Blackburn Type E

From Wikipedia, the free encyclopedia
Jump to: navigation, search
Type E
Role Military monoplane
National origin United Kingdom
Manufacturer The Blackburn Aeroplane Co. Ltd, Leeds
Designer Robert Blackburn
First flight April 1912
Number built 2

The Blackburn Type E was a development of the earlier Blackburn Mercury single-engined monoplanes, but innovative it its use of steel tubing to construct the fuselage. It was built during 1912 to compete in the Military Aeroplane Trials. A single-seat version flew, but the military two-seater did not.

Design and development[edit]

The Type E was a natural development of the line that led from the Blackburn Second Monoplane through the Mercury series. The main difference was in the construction of the fuselage, designed for military and overseas use and built with an aluminium covered steel frame. It was the first British aircraft to have an all-metal fuselage, and with steel used in both wings and tail structures was referred to as an all-steel aircraft.[1]

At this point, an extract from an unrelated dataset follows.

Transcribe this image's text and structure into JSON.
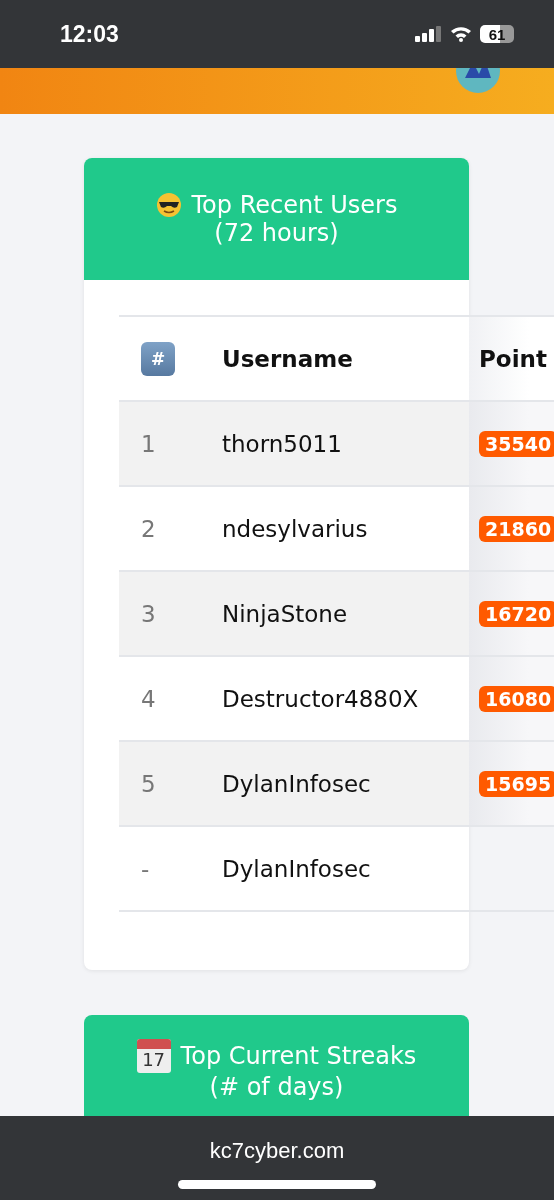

The wings of the Type E, like those of the earlier Mercurys, were thin in cross section and rectangular in plan. The span was the same as that of the Mercury I, but they used the construction methods of the Mercury III, with twin tubular steel spars and wooden ribs, the whole fabric covered. Lateral control was by wing warping. The wing, mounted in mid position was wire braced from above via a kingpost and below from the undercarriage. The fuselage used three steel longerons, arranged so the cross section was a downward pointing triangle. The Type E used the same long triagular fixed tail surfaces as the Mercury. The fixed surfaces fabric covered over a steel frame with ash trailing edges. The tailplane carried a single wide elevator of almost semicircular shape, and the fin carried two small triangular rudders, one above and one below the fuselage. Both were wide chord and triangular in shape.[1][2]

The Type E sat high off the ground to accommodate a large propeller and almost horizontally because of a long tail skid from the fuselage to the end of the rudder post. The main undercarriage had a pair of forward-projecting skids which reached from forward of the propeller almost to the trailing edge of the wing. Each skid carried a pair of wheels on a short axle . The skids were attached to the upper fuselage longerons with a pair of near vertical struts on each side and by further bracing to the lower fuselage longeron.[1]

Two rather different versions of the "all-metal" Type E were built. The first was a single-seater made for a private buyer (Lt. W. Lawrence) for use in India. It was powered by a 60 hp (45 kW) four-cylinder water-cooled inline Green engine. It first flew in April 1912. Painted grey, it acquired the name L' Oiseau Gris and was entered for the round-London Aerial Derby of June 1912, but scratched as unready. It seems that engine cooling problems caused Lawrence to abandon the aircraft.[1][2]

Perhaps because of these engine problems, the second Type E, intended for the Larkhill military trials taking place later in the year used a 70 hp (52 kW) aircooled V-8 Renault engine. As required by the War Office, it was a tandem two-seater; the pilot's seat, with its Blackburn-style triple control wheel was at the trailing edge and there was a second cockpit at mid-chord, immediately behind the kingpost. On the "military machine", as it was sometimes known, there was a curved fuselage decking that extended back to the fin root as well as an additional streamlined fuel tank mounted under the fuselage at about mid-chord. This was intended to increase endurance from four to five hours; the specification called for 4.5 hours. Apart from these changes the military machine was very like the first Type E, but when tested in June 1912 it was overweight, failed to fly and was withdrawn from the Larkhill trials. Despite this failure, it attracted crowds when displayed on a Leeds school playing field late in 1912.[1][2]

Specifications (military)[edit]

Data from Jackson 1968, pp. 75

General characteristics

  • Crew: 2
  • Length: 31 ft 2 in (9.50 m)
  • Wingspan: 38 ft 4 in (11.68 m)
  • Wing area: 290 sq ft (27 m2)
  • Gross weight: 950 lb (431 kg)
  • Powerplant: 1 × Renault air-cooled V-8 piston, 70 hp (52 kW)

Performance

  • Maximum speed: 80 mph (129 km/h; 70 kn) estimated
  • Endurance: 5 hrs estimated

Notes[edit]

  1. ^ a b c d e Jackson 1968, pp. 72–5
  2. ^ a b c Goodall & Tagg 2001, pp. 47

References[edit]

  • Goodall, Michael H.; Tagg, Albert E. (2001). British Aircraft before the Great War. Atglen, PA, USA: Schiffer Publishing Ltd. ISBN 0-7643-1207-3. 
  • Jackson, A.J. (1968). Blackburn Aircraft since 1909. London: Putnam Publishing. ISBN 0-370-00053-6.